## Work instructions
Drop the pictures and restate the rest of the listing word for word.

======== Available records

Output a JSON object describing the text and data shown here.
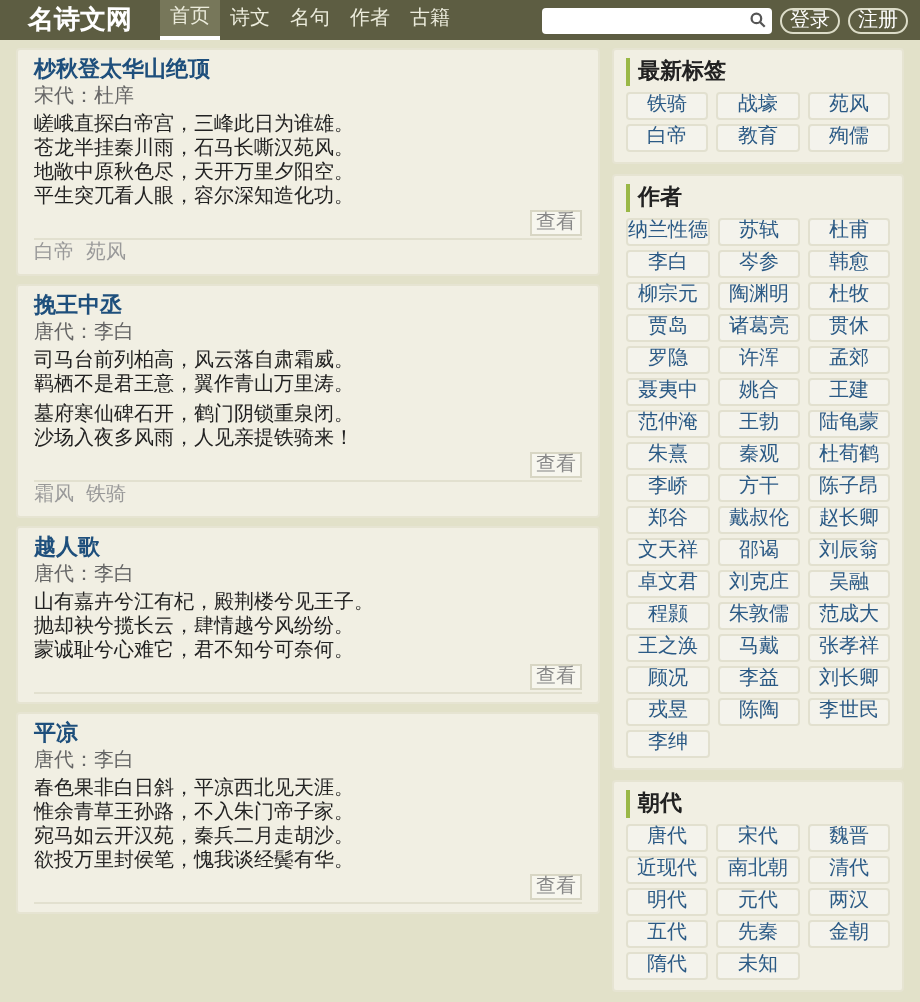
{
  "header": {
    "logo": "名诗文网",
    "nav": [
      {
        "label": "首页",
        "selected": true
      },
      {
        "label": "诗文",
        "selected": false
      },
      {
        "label": "名句",
        "selected": false
      },
      {
        "label": "作者",
        "selected": false
      },
      {
        "label": "古籍",
        "selected": false
      }
    ],
    "buttons": [
      "登录",
      "注册"
    ]
  },
  "poems": [
    {
      "title": "杪秋登太华山绝顶",
      "meta": "宋代：杜庠",
      "stanzas": [
        [
          "嵯峨直探白帝宫，三峰此日为谁雄。",
          "苍龙半挂秦川雨，石马长嘶汉苑风。",
          "地敞中原秋色尽，天开万里夕阳空。",
          "平生突兀看人眼，容尔深知造化功。"
        ]
      ],
      "button": "查看",
      "tags": [
        "白帝",
        "苑风"
      ]
    },
    {
      "title": "挽王中丞",
      "meta": "唐代：李白",
      "stanzas": [
        [
          "司马台前列柏高，风云落自肃霜威。",
          "羁栖不是君王意，翼作青山万里涛。"
        ],
        [
          "墓府寒仙碑石开，鹤门阴锁重泉闭。",
          "沙场入夜多风雨，人见亲提铁骑来！"
        ]
      ],
      "button": "查看",
      "tags": [
        "霜风",
        "铁骑"
      ]
    },
    {
      "title": "越人歌",
      "meta": "唐代：李白",
      "stanzas": [
        [
          "山有嘉卉兮江有杞，殿荆楼兮见王子。",
          "抛却袂兮揽长云，肆情越兮风纷纷。",
          "蒙诚耻兮心难它，君不知兮可奈何。"
        ]
      ],
      "button": "查看"
    },
    {
      "title": "平凉",
      "meta": "唐代：李白",
      "stanzas": [
        [
          "春色果非白日斜，平凉西北见天涯。",
          "惟余青草王孙路，不入朱门帝子家。",
          "宛马如云开汉苑，秦兵二月走胡沙。",
          "欲投万里封侯笔，愧我谈经鬓有华。"
        ]
      ],
      "button": "查看"
    }
  ],
  "sidebar": [
    {
      "title": "最新标签",
      "items": [
        "铁骑",
        "战壕",
        "苑风",
        "白帝",
        "教育",
        "殉儒"
      ]
    },
    {
      "title": "作者",
      "items": [
        "纳兰性德",
        "苏轼",
        "杜甫",
        "李白",
        "岑参",
        "韩愈",
        "柳宗元",
        "陶渊明",
        "杜牧",
        "贾岛",
        "诸葛亮",
        "贯休",
        "罗隐",
        "许浑",
        "孟郊",
        "聂夷中",
        "姚合",
        "王建",
        "范仲淹",
        "王勃",
        "陆龟蒙",
        "朱熹",
        "秦观",
        "杜荀鹤",
        "李峤",
        "方干",
        "陈子昂",
        "郑谷",
        "戴叔伦",
        "赵长卿",
        "文天祥",
        "邵谒",
        "刘辰翁",
        "卓文君",
        "刘克庄",
        "吴融",
        "程颢",
        "朱敦儒",
        "范成大",
        "王之涣",
        "马戴",
        "张孝祥",
        "顾况",
        "李益",
        "刘长卿",
        "戎昱",
        "陈陶",
        "李世民",
        "李绅"
      ]
    },
    {
      "title": "朝代",
      "items": [
        "唐代",
        "宋代",
        "魏晋",
        "近现代",
        "南北朝",
        "清代",
        "明代",
        "元代",
        "两汉",
        "五代",
        "先秦",
        "金朝",
        "隋代",
        "未知"
      ]
    }
  ]
}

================

## Written solution
Output a JSON object describing the text and data shown here.
{
  "header": {
    "logo": "名诗文网",
    "nav": [
      {
        "label": "首页",
        "selected": true
      },
      {
        "label": "诗文",
        "selected": false
      },
      {
        "label": "名句",
        "selected": false
      },
      {
        "label": "作者",
        "selected": false
      },
      {
        "label": "古籍",
        "selected": false
      }
    ],
    "buttons": [
      "登录",
      "注册"
    ]
  },
  "poems": [
    {
      "title": "杪秋登太华山绝顶",
      "meta": "宋代：杜庠",
      "stanzas": [
        [
          "嵯峨直探白帝宫，三峰此日为谁雄。",
          "苍龙半挂秦川雨，石马长嘶汉苑风。",
          "地敞中原秋色尽，天开万里夕阳空。",
          "平生突兀看人眼，容尔深知造化功。"
        ]
      ],
      "button": "查看",
      "tags": [
        "白帝",
        "苑风"
      ]
    },
    {
      "title": "挽王中丞",
      "meta": "唐代：李白",
      "stanzas": [
        [
          "司马台前列柏高，风云落自肃霜威。",
          "羁栖不是君王意，翼作青山万里涛。"
        ],
        [
          "墓府寒仙碑石开，鹤门阴锁重泉闭。",
          "沙场入夜多风雨，人见亲提铁骑来！"
        ]
      ],
      "button": "查看",
      "tags": [
        "霜风",
        "铁骑"
      ]
    },
    {
      "title": "越人歌",
      "meta": "唐代：李白",
      "stanzas": [
        [
          "山有嘉卉兮江有杞，殿荆楼兮见王子。",
          "抛却袂兮揽长云，肆情越兮风纷纷。",
          "蒙诚耻兮心难它，君不知兮可奈何。"
        ]
      ],
      "button": "查看"
    },
    {
      "title": "平凉",
      "meta": "唐代：李白",
      "stanzas": [
        [
          "春色果非白日斜，平凉西北见天涯。",
          "惟余青草王孙路，不入朱门帝子家。",
          "宛马如云开汉苑，秦兵二月走胡沙。",
          "欲投万里封侯笔，愧我谈经鬓有华。"
        ]
      ],
      "button": "查看"
    }
  ],
  "sidebar": [
    {
      "title": "最新标签",
      "items": [
        "铁骑",
        "战壕",
        "苑风",
        "白帝",
        "教育",
        "殉儒"
      ]
    },
    {
      "title": "作者",
      "items": [
        "纳兰性德",
        "苏轼",
        "杜甫",
        "李白",
        "岑参",
        "韩愈",
        "柳宗元",
        "陶渊明",
        "杜牧",
        "贾岛",
        "诸葛亮",
        "贯休",
        "罗隐",
        "许浑",
        "孟郊",
        "聂夷中",
        "姚合",
        "王建",
        "范仲淹",
        "王勃",
        "陆龟蒙",
        "朱熹",
        "秦观",
        "杜荀鹤",
        "李峤",
        "方干",
        "陈子昂",
        "郑谷",
        "戴叔伦",
        "赵长卿",
        "文天祥",
        "邵谒",
        "刘辰翁",
        "卓文君",
        "刘克庄",
        "吴融",
        "程颢",
        "朱敦儒",
        "范成大",
        "王之涣",
        "马戴",
        "张孝祥",
        "顾况",
        "李益",
        "刘长卿",
        "戎昱",
        "陈陶",
        "李世民",
        "李绅"
      ]
    },
    {
      "title": "朝代",
      "items": [
        "唐代",
        "宋代",
        "魏晋",
        "近现代",
        "南北朝",
        "清代",
        "明代",
        "元代",
        "两汉",
        "五代",
        "先秦",
        "金朝",
        "隋代",
        "未知"
      ]
    }
  ]
}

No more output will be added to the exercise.